Two BYU students have been selected to be candidates for a nationwide scholarship program. Jamie Wyatt and Melissa Ward applied for the Truman Scholarship last fall and were selected to compete with other students across the nation.
The Truman Scholarship is a government program that offers $30,000 to approximately one student from each state.
Candidates have to be juniors or seniors and planning to attend graduate school. The candidates also have to be going into a public service field.
Wyatt, 21, a junior majoring in social work from Kansas City, Kan., applied after hearing about the scholarship at an honors and general education scholarship conference. She said she never planned on being accepted.
“I never expected to be a finalist. I applied on a whim and am really grateful for the opportunity I received,” Wyatt said.
Potential candidates apply through BYU with a seven-page application, three letters of recommendation and a policy analysis.
Two to four candidates from BYU are chosen to compete in the national contest. However, once the candidates are nominated by BYU, they have to be chosen by the national judges.
If they are chosen to participate in the national program, a panel of judges interview the contestants and the selections are made.
BYU nominates candidates every year, but not all go on to compete nationally.
Sven Wilson, a professor of political science, is on the committee for the Truman Scholarship and said he is very happy to have two BYU candidates selected as finalists for the scholarship.
“Both students are great applicants and are very strong candidates for the scholarship,” he said.
Wilson said Wyatt and Ward were chosen based on their academic record, commitment to service, and their desire to have an academic career that coincides with public service.
Wyatt said once she was selected to participate in the scholarship program, she flew to Kansas City for the interview.
“The interview was about twenty to forty minutes and the judges were able to ask anything they wanted. I was asked questions about my religion, my family, and my future,” she said.
Emily Dougall, 20, a junior majoring in nursing from Portland, Ore., is roommates with Wyatt and said she is a good candidate for the scholarship.
“Jaime is dedicated in whatever she does and she will definitely benefit from the scholarship and use the money correctly,” she
Dougall said Wyatt is very active and participates in many service and leadership opportunities. Wyatt also is a good student and is on a BYU academic scholarship.
Although Wyatt won”t find out if she receives the scholarship until March 22, she said the experience was enough for her.
“I had so much fun and was able to meet so many unique judges and unique applicants. It was a great experience and good preparation for graduate school,” she said.

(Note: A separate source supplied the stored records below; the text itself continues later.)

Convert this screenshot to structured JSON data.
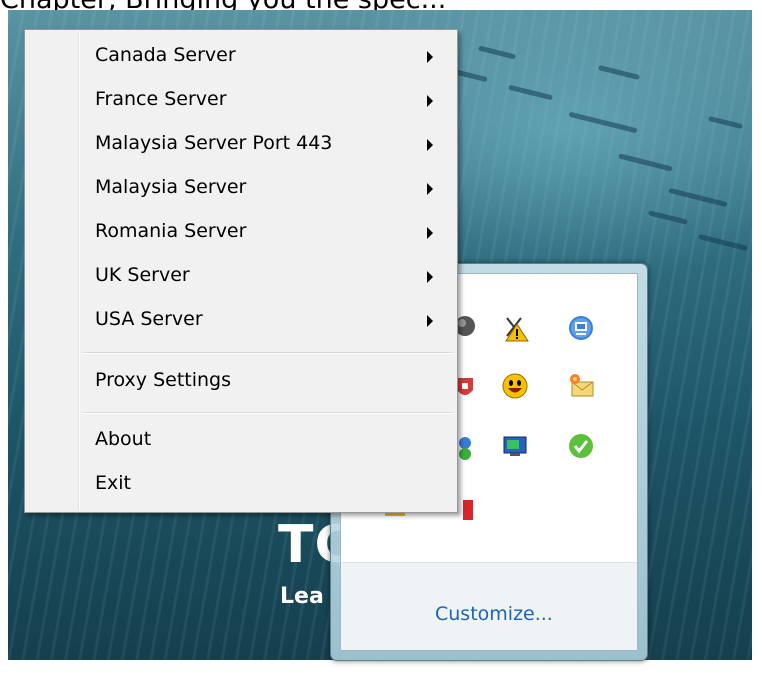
{
  "top_text": "Chapter, Bringing you the spec...",
  "desktop": {
    "text_big": "TC",
    "text_small": "Lea"
  },
  "menu": {
    "items": [
      {
        "label": "Canada Server",
        "submenu": true
      },
      {
        "label": "France Server",
        "submenu": true
      },
      {
        "label": "Malaysia Server Port 443",
        "submenu": true
      },
      {
        "label": "Malaysia Server",
        "submenu": true
      },
      {
        "label": "Romania Server",
        "submenu": true
      },
      {
        "label": "UK Server",
        "submenu": true
      },
      {
        "label": "USA Server",
        "submenu": true
      },
      {
        "label": "Proxy Settings",
        "submenu": false
      },
      {
        "label": "About",
        "submenu": false
      },
      {
        "label": "Exit",
        "submenu": false
      }
    ]
  },
  "tray": {
    "customize_label": "Customize...",
    "icons": [
      "network-warning-icon",
      "computer-icon",
      "smiley-icon",
      "mail-icon",
      "network-screen-icon",
      "check-icon",
      "user-icon",
      "flag-icon",
      "globe-icon",
      "shield-icon",
      "green-person-icon"
    ]
  },
  "colors": {
    "menu_bg": "#f1f1f1",
    "link_blue": "#1e64b4",
    "desktop_teal": "#2f6e80"
  }
}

Wyatt plans on getting her masters in social work with or without the scholarship. She plans on being involved in public service and wants to focus on hospital social work, especially with children.
Ward was unavailable for comment.